Forty University of Georgia faculty members stopped in Senoia for a tour Wednesday morning to see how the movie industry has impacted Coweta, and some of the professors will be able to use their new knowledge in the classroom.
The tour, hosted by the UGA Public Service and Outreach, started on Monday and will take the faculty through 14 cities and 43 counties by Friday.
“This tour is an ideal way for our faculty members who are new to the university, and many to Georgia, to learn about the diversity of the state's culture, history, geography and economic drivers,” said Laura Meadows, interim vice president for UGA Public Service and Outreach. “They see firsthand how this university partners with governments, businesses and communities to boost economic vitality across the state. We hope they discover opportunities to use their own academic expertise to further the mission of the land-grant and sea-grant institution.”
Coweta legislative delegation members – Sen. Matt Brass, Rep. Lynn Smith, Rep. Josh Bonner, and Rep. Bob Trammell – were present to welcome the new faculty.
Lee Thomas, deputy commissioner at the Georgia Department of Economic Development and division director of the Georgia Film, Music & Digital Entertainment Office, gave the faculty a brief history of the film industry in Georgia and Coweta.
“Legislators received a wake-up call when Louisiana became more aggressive regarding tax and film incentives, and the movie ‘Ray’ was filmed in Louisiana instead of Georgia because of the incentives,” she said.
“Ray” is based on the life of Georgia native singer, songwriter and musician Ray Charles Robinson.

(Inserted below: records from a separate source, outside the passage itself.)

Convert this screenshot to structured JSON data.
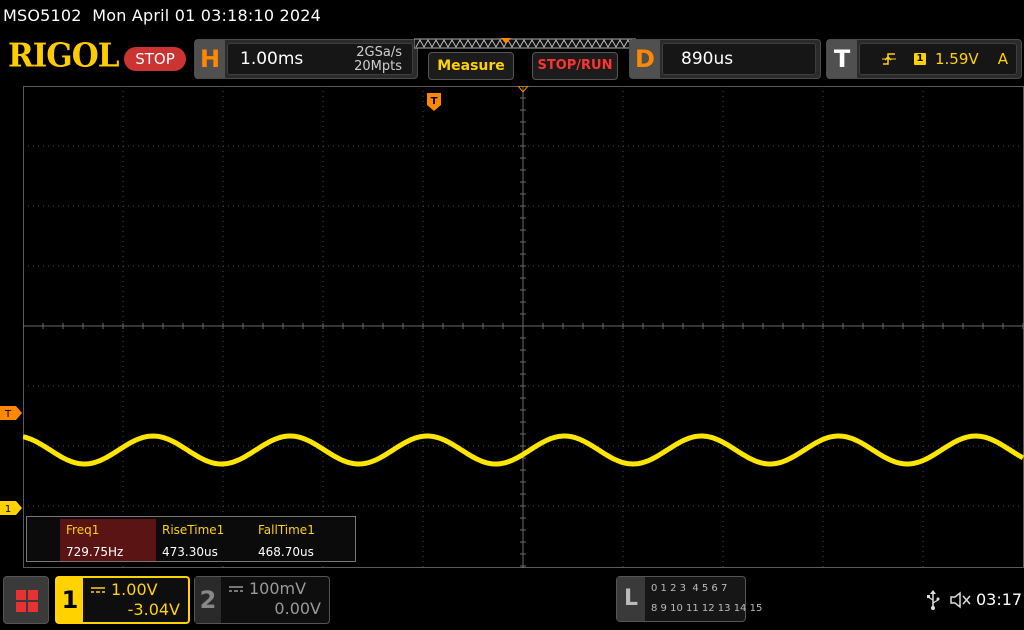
{
  "header": {
    "model": "MSO5102",
    "datetime": "Mon April 01 03:18:10 2024"
  },
  "topbar": {
    "logo": "RIGOL",
    "run_state": "STOP",
    "horizontal": {
      "key": "H",
      "timebase": "1.00ms",
      "sample_rate": "2GSa/s",
      "memory_depth": "20Mpts"
    },
    "measure_label": "Measure",
    "stoprun_label": "STOP/RUN",
    "delay": {
      "key": "D",
      "value": "890us"
    },
    "trigger": {
      "key": "T",
      "source": "1",
      "level": "1.59V",
      "mode": "A"
    }
  },
  "markers": {
    "trigger_level": "T",
    "ch1_ground": "1"
  },
  "measurements": [
    {
      "name": "Freq1",
      "value": "729.75Hz"
    },
    {
      "name": "RiseTime1",
      "value": "473.30us"
    },
    {
      "name": "FallTime1",
      "value": "468.70us"
    }
  ],
  "channels": {
    "ch1": {
      "number": "1",
      "scale": "1.00V",
      "offset": "-3.04V",
      "color": "#ffd200"
    },
    "ch2": {
      "number": "2",
      "scale": "100mV",
      "offset": "0.00V",
      "color": "#9a9a9a"
    }
  },
  "logic_analyzer": {
    "key": "L",
    "row1": "0 1 2 3  4 5 6 7",
    "row2": "8 9 10 11 12 13 14 15"
  },
  "status": {
    "clock": "03:17",
    "usb_icon": "usb-icon",
    "sound_icon": "speaker-muted-icon"
  },
  "waveform": {
    "channel": "1",
    "color": "#ffe600",
    "shape": "sine",
    "cycles_on_screen": 7.3
  }
}
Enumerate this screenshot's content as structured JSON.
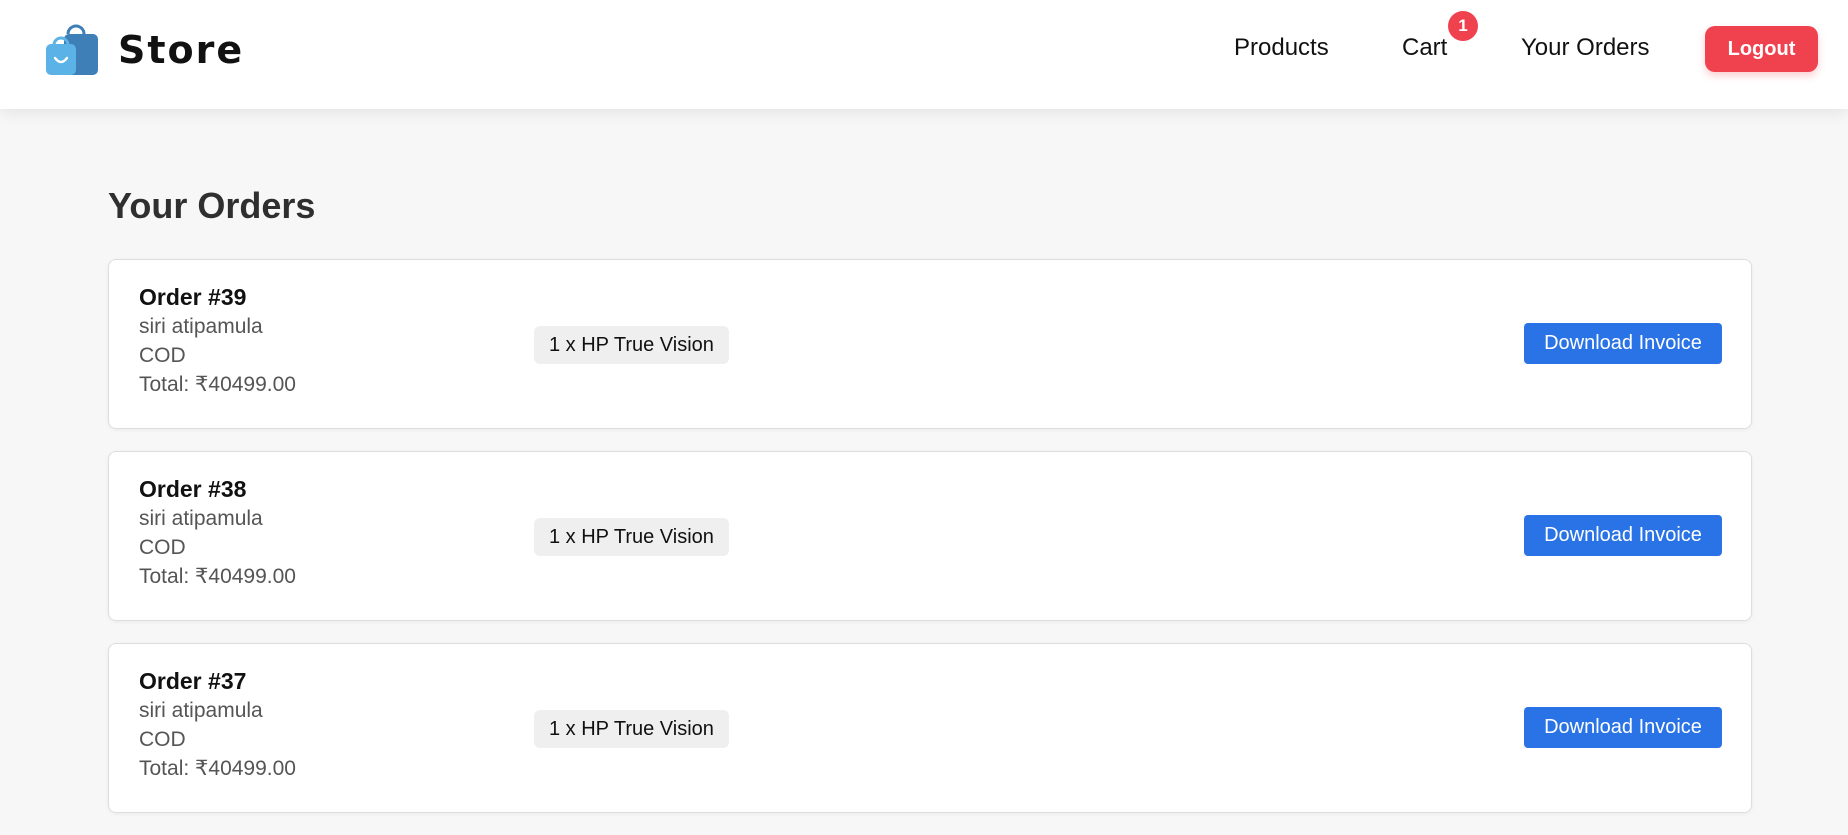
{
  "header": {
    "brand": "Store",
    "nav": {
      "products": "Products",
      "cart": "Cart",
      "cart_count": "1",
      "orders": "Your Orders",
      "logout": "Logout"
    },
    "logo_icon": "shopping-bags-icon"
  },
  "main": {
    "title": "Your Orders",
    "orders": [
      {
        "id": "Order #39",
        "customer": "siri atipamula",
        "payment": "COD",
        "total": "Total: ₹40499.00",
        "item": "1 x HP True Vision",
        "action": "Download Invoice"
      },
      {
        "id": "Order #38",
        "customer": "siri atipamula",
        "payment": "COD",
        "total": "Total: ₹40499.00",
        "item": "1 x HP True Vision",
        "action": "Download Invoice"
      },
      {
        "id": "Order #37",
        "customer": "siri atipamula",
        "payment": "COD",
        "total": "Total: ₹40499.00",
        "item": "1 x HP True Vision",
        "action": "Download Invoice"
      }
    ]
  },
  "colors": {
    "accent": "#2a73e6",
    "danger": "#f0414f",
    "background": "#f7f7f7"
  }
}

Thomas said because of the booming film industry in Georgia, the Georgia Film Academy was created.
Classes are offered through the University System of Georgia and Technical College System of Georgia partners, and will provide students with extensive hands-on experience. Students will have an opportunity to network, build resumes and learn to market themselves in order to become integrated into the film industry as entry-level workers, according to www.georgiafilmacademy.org

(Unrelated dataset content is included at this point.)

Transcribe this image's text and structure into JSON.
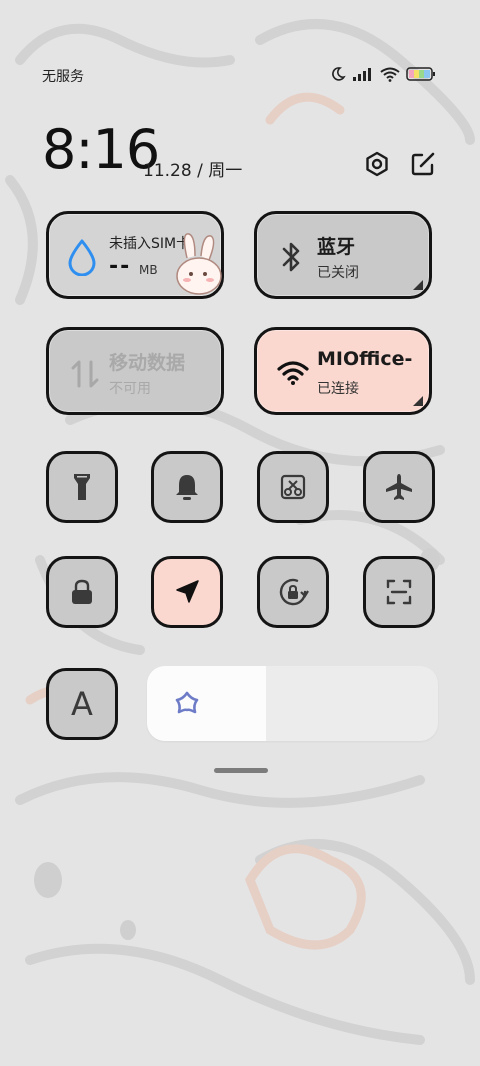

Three of the new faculty members on the tour, Booker T. Mattison, Taylor C. Miller and Anne Gilbert, will be teaching in the entertainment and media studies in UGA’s Grady College of Journalism and Mass Communication.
All three agreed that the growing film industry in Georgia demands more educational outlets for producers, directors and filmmakers.
Mattison is an assistant professor in the department. He is a filmmaker and author who wrote and directed the film adaptation of Zora Neale Hurston’s short story, “The Gilded Six Bits,” which aired on Showtime. His novel, “Snitch,” received a starred review in Publishers Weekly.
“I’m looking forward to developing the next generation of producers and directors,” he said.
Miller said that students in Georgia will have a chance to work in the film industry directly after graduation or even while in school because of the growing demand.
Scott Tigchelaar, former president of Riverwood Studios, gave the faculty a bus tour of famous film locations in Senoia and explained the growth of the city because of the film industry.
AMC, the cable channel that produces “The Walking Dead,” recently purchased the Senoia studio where the show is filmed.
Tigchelaar said Main Street Senoia has grown from five businesses to 50, and that tourists from as far as Australia come to visit the filming grounds of “The Walking Dead.”
At the end of the tour, the faculty was entertained with a skit from the Georgia Tour Company in Senoia, which offers tours of the city alongside the locally inspired gifts based on film activity in Georgia, according to its website.
Gov. Nathan Deal recently announced that Georgia-lensed feature film and television productions generated an economic impact of $9.5 billion during fiscal year 2017. The 320 feature film and television productions shot in Georgia represent $2.7 billion in direct spending in the state.
Thomas said there are currently 31 television series and 18 feature films being filmed in Georgia.